=== Records to use ===
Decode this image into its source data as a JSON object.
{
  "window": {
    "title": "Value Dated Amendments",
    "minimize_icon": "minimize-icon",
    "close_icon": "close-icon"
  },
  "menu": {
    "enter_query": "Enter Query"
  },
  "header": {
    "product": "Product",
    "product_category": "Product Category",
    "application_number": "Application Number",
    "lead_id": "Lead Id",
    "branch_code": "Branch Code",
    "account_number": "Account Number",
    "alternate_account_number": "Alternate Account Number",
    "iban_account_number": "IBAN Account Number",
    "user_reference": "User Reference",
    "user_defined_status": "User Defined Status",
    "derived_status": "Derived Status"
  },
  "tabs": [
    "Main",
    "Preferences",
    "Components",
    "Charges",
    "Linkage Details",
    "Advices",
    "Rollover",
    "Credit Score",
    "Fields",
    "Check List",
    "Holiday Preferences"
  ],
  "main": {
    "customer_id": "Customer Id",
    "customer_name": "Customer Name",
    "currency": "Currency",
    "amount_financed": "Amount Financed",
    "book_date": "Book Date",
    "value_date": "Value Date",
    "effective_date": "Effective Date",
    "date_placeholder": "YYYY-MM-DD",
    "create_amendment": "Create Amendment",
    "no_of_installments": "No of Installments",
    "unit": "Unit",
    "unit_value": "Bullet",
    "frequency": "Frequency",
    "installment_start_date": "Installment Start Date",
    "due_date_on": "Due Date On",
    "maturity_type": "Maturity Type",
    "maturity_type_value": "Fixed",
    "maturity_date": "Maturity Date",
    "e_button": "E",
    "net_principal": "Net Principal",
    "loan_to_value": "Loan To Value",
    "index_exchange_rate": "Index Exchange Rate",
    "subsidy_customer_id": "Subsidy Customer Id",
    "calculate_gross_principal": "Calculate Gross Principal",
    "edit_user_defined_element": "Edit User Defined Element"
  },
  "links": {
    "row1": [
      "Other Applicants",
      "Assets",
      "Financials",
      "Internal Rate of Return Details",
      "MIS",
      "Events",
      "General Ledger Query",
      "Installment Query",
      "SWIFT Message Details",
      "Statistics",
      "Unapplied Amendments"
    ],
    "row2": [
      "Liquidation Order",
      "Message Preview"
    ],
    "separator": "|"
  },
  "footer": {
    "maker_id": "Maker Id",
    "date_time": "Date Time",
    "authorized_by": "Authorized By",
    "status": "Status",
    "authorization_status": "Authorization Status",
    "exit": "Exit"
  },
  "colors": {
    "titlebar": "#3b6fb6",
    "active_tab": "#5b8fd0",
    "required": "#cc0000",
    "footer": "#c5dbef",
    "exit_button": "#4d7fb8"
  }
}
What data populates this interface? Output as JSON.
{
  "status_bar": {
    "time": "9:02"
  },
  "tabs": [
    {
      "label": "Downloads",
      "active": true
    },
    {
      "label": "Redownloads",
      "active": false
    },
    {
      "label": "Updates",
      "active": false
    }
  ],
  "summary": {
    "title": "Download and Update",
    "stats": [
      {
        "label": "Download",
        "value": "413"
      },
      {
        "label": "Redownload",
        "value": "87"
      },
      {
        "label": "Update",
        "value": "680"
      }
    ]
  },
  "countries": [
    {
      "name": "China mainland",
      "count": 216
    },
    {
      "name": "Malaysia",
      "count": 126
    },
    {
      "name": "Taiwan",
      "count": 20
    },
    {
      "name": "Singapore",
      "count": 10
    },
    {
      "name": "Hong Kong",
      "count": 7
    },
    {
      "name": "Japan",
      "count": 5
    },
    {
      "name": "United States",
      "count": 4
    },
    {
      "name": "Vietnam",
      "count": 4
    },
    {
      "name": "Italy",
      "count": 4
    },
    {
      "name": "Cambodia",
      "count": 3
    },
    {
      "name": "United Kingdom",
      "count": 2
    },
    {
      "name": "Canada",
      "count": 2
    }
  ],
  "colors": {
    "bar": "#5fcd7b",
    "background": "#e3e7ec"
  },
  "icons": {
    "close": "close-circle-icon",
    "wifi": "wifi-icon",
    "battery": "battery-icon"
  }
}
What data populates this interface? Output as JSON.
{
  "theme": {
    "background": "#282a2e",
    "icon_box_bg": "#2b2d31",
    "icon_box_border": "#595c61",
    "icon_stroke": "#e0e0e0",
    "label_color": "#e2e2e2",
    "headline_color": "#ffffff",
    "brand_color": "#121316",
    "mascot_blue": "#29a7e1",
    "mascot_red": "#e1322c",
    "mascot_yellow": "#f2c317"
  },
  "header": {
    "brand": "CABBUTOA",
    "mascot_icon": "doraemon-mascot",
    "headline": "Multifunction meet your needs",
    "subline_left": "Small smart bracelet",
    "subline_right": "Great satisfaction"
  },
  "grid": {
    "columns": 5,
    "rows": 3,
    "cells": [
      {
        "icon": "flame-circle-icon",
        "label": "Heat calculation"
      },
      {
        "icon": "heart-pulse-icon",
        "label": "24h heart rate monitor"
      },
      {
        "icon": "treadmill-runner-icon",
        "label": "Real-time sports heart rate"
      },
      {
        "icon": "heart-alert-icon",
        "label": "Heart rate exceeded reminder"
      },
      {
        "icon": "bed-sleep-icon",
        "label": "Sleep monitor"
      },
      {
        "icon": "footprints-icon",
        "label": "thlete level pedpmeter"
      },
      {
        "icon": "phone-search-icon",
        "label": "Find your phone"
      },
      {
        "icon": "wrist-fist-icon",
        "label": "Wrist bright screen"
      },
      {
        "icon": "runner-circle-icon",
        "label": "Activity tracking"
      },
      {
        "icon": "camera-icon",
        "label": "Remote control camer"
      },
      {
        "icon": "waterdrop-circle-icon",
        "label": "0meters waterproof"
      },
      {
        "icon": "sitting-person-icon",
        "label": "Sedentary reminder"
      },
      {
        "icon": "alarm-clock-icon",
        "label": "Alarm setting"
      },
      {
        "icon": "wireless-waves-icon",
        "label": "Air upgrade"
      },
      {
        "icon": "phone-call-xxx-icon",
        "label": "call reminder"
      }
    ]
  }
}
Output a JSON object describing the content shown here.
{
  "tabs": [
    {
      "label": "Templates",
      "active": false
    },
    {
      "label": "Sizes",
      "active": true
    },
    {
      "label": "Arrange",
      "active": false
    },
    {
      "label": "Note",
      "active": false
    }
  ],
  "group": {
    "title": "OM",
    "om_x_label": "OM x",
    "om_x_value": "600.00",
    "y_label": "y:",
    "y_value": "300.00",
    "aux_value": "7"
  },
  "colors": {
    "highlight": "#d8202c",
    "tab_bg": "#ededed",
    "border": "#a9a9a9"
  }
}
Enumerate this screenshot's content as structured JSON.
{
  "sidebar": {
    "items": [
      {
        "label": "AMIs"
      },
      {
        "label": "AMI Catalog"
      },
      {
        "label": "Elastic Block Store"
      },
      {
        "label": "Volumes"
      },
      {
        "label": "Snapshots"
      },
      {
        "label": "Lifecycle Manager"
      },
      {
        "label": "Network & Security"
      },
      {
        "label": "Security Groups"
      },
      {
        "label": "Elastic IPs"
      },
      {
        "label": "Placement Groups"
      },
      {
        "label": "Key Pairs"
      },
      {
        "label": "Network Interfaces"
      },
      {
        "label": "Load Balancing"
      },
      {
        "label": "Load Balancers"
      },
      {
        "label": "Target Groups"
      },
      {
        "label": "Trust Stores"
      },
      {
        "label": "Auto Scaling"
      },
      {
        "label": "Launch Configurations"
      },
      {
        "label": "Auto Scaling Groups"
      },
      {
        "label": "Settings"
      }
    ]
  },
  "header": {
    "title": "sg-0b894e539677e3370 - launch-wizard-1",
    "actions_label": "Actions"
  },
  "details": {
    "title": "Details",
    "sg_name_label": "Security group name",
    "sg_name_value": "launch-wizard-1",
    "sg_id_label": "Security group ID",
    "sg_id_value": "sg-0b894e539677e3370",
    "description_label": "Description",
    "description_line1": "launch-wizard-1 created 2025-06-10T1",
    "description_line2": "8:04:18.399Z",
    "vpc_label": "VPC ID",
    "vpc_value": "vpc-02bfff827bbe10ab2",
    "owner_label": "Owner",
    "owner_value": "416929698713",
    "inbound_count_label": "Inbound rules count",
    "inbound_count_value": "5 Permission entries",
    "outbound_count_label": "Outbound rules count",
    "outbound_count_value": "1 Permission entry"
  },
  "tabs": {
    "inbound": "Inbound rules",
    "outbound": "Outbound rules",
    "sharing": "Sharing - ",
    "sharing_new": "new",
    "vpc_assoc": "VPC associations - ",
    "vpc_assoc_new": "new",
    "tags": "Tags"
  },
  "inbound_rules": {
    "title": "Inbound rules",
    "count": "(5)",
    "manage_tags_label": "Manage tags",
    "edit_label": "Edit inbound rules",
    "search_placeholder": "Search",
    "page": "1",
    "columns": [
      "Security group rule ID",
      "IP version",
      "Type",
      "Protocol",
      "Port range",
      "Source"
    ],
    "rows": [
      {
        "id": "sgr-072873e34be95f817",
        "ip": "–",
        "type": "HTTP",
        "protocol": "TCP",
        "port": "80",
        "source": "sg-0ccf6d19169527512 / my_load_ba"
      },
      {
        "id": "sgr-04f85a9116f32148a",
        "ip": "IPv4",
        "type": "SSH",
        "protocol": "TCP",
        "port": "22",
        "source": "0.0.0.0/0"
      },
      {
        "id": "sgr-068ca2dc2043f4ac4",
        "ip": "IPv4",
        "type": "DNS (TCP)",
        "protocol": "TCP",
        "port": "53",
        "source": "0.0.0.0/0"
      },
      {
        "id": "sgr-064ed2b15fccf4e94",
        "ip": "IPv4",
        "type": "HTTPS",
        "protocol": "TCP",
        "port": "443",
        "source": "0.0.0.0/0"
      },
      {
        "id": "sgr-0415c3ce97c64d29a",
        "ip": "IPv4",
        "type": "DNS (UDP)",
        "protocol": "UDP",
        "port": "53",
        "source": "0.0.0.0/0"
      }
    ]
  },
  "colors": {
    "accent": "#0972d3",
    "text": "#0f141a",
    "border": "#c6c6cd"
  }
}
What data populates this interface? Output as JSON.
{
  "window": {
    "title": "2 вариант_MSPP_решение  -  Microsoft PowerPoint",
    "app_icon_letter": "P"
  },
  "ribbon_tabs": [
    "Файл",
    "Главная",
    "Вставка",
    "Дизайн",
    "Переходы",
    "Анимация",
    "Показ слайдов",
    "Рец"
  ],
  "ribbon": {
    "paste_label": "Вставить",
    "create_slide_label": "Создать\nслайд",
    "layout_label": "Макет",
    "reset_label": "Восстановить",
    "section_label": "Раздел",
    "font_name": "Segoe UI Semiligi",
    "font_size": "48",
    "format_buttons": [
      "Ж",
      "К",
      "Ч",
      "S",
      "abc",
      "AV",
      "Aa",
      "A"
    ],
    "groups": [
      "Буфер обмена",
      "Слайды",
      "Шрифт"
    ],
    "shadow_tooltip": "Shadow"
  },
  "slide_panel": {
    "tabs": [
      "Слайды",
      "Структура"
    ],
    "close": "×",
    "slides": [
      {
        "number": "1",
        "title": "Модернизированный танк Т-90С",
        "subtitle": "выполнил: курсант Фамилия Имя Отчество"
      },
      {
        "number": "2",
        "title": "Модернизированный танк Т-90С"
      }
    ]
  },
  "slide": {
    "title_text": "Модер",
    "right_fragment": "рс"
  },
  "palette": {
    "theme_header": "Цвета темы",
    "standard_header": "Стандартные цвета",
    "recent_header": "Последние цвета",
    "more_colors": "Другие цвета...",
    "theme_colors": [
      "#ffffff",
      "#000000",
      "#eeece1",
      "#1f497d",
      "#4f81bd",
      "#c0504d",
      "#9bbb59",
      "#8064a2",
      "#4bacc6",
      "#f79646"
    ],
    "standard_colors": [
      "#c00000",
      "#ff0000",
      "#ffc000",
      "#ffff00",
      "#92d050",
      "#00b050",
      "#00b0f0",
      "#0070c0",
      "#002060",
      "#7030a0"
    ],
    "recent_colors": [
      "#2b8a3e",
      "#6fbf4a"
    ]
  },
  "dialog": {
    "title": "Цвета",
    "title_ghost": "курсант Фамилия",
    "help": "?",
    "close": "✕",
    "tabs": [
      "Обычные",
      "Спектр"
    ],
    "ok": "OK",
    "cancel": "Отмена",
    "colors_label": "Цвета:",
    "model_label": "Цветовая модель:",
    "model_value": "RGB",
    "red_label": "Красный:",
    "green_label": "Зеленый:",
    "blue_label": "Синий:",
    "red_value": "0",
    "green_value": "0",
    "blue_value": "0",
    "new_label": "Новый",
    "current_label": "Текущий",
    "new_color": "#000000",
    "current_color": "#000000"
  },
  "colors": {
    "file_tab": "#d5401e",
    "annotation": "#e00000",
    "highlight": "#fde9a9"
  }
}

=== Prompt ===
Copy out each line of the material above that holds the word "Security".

=== Result ===
        "label": "Network & Security"
        "label": "Security Groups"
    "sg_name_label": "Security group name",
    "sg_id_label": "Security group ID",
      "Security group rule ID",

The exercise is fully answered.